> _TASK BRIEF_
The lines to copy are those with "screenshot" in them. Pull each one from the entries below.

::: SUPPLIED RECORDS :::

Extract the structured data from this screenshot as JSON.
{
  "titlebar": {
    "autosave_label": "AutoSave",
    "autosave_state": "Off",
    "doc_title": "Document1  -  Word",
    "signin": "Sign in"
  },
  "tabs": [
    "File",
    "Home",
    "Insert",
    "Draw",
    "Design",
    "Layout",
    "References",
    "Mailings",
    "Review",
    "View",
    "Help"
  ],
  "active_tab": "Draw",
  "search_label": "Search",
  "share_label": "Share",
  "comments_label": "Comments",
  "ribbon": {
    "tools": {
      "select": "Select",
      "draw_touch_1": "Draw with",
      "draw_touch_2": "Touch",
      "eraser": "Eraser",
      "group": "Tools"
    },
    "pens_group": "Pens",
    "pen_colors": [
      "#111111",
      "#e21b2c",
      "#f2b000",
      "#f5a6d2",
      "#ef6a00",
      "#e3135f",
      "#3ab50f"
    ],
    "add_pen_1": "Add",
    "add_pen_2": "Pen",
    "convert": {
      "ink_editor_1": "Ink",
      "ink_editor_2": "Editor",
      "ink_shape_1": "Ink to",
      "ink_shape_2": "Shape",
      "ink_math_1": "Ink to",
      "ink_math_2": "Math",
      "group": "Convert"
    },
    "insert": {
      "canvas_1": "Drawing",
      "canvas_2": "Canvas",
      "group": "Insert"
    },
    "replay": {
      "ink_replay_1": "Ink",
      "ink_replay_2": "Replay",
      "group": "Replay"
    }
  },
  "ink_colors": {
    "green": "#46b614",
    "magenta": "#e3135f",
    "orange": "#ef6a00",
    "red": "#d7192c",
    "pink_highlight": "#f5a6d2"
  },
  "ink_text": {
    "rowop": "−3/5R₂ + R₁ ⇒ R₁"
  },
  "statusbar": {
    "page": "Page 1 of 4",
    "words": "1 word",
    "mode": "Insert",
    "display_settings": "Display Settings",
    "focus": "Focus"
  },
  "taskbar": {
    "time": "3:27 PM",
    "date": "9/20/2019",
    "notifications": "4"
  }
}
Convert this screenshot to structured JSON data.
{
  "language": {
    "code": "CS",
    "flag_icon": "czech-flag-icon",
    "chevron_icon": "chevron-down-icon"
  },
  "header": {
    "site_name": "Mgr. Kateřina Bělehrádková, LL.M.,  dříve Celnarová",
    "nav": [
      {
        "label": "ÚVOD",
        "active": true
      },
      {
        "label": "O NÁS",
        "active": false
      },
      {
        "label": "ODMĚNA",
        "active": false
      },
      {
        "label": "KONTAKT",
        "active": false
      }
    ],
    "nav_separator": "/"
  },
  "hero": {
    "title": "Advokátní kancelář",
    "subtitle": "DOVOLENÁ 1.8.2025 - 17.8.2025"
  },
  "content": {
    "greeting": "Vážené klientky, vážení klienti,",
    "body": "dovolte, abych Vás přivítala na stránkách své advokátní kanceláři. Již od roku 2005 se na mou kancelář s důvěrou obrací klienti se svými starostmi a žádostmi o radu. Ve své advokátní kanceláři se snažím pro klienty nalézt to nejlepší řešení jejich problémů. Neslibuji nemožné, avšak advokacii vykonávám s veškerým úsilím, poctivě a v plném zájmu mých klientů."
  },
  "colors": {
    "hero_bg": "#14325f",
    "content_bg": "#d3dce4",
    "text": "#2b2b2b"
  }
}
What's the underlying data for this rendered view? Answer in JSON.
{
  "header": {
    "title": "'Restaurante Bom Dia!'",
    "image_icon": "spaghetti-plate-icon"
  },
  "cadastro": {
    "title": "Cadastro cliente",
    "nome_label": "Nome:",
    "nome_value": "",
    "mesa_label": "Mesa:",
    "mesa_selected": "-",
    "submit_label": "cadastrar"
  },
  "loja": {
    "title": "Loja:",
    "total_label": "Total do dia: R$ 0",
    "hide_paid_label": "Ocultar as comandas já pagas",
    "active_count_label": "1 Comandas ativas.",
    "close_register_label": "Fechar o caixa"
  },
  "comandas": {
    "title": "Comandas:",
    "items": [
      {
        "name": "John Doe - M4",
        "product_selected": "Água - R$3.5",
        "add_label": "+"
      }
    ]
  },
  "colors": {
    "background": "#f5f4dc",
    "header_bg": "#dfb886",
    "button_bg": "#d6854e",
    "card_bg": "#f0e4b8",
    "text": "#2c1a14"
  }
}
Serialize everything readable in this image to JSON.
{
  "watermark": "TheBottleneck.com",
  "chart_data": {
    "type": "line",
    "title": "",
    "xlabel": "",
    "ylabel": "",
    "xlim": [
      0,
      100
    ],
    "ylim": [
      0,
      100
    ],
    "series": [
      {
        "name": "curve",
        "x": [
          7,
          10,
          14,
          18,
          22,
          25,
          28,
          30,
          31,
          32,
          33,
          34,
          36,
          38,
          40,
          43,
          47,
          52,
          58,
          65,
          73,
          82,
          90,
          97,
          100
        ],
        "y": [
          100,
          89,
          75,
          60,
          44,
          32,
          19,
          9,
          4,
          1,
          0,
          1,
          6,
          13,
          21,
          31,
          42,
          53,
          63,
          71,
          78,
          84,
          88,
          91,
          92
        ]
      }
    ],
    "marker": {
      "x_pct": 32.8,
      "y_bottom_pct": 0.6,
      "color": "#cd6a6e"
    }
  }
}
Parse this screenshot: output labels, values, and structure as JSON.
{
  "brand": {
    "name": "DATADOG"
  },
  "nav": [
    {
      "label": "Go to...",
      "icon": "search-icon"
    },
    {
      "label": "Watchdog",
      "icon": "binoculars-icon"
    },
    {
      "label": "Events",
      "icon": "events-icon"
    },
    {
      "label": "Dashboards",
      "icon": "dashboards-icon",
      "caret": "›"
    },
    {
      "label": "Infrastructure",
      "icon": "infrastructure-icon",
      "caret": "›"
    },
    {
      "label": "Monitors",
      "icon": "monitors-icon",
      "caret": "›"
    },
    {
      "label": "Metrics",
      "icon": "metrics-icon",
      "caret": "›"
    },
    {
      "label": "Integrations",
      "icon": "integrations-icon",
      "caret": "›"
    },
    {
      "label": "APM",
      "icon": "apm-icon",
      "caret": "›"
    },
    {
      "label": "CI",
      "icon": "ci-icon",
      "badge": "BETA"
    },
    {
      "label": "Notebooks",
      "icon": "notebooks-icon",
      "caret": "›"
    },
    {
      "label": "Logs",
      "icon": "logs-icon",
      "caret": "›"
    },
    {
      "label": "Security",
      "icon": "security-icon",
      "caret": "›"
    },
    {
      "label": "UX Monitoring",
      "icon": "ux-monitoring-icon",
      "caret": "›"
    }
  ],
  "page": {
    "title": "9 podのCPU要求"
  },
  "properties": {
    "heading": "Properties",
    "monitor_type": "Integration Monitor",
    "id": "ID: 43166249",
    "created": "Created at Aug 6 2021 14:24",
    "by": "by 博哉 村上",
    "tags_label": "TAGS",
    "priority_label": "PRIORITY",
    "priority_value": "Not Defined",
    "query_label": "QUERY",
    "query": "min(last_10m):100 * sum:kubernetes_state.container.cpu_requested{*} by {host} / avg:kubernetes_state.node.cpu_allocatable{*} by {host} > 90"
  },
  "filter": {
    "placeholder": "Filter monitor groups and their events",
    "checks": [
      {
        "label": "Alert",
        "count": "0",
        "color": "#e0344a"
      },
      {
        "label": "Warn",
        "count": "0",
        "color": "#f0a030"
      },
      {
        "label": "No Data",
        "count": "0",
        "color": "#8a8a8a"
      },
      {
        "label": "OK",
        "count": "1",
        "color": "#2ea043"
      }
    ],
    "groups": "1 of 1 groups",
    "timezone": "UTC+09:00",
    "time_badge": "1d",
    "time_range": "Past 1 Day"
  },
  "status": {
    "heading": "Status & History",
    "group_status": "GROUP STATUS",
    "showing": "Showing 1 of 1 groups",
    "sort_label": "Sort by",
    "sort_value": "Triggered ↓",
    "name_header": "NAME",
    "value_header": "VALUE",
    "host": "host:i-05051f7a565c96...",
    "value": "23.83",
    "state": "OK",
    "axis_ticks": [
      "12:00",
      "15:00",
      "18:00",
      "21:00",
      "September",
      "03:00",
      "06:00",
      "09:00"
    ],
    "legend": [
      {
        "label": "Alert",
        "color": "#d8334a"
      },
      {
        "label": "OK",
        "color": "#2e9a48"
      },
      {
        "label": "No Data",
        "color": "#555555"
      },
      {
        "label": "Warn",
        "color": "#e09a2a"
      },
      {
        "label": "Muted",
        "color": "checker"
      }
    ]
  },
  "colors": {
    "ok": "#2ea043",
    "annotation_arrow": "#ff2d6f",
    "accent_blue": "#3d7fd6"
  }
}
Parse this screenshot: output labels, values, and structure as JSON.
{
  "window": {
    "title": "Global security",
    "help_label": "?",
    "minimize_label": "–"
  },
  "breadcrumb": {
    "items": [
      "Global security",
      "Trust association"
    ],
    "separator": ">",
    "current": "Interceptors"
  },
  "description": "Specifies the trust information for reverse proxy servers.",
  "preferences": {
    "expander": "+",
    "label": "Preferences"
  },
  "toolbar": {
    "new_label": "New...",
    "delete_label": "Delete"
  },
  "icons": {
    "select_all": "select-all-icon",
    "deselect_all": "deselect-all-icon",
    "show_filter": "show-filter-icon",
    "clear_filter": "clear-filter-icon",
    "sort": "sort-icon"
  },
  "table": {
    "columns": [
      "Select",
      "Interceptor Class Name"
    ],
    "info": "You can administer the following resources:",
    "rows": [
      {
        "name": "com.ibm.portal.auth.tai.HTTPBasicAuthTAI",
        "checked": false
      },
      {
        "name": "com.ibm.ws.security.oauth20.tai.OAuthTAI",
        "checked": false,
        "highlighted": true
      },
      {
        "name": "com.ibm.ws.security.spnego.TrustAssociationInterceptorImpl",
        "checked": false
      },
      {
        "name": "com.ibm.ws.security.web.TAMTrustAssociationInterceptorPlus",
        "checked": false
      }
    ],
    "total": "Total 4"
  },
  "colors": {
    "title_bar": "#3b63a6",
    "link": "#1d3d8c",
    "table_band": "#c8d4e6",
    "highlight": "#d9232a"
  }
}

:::

> _THE ANSWER_
Extract the structured data from this screenshot as JSON.
Convert this screenshot to structured JSON data.
Parse this screenshot: output labels, values, and structure as JSON.
Parse this screenshot: output labels, values, and structure as JSON.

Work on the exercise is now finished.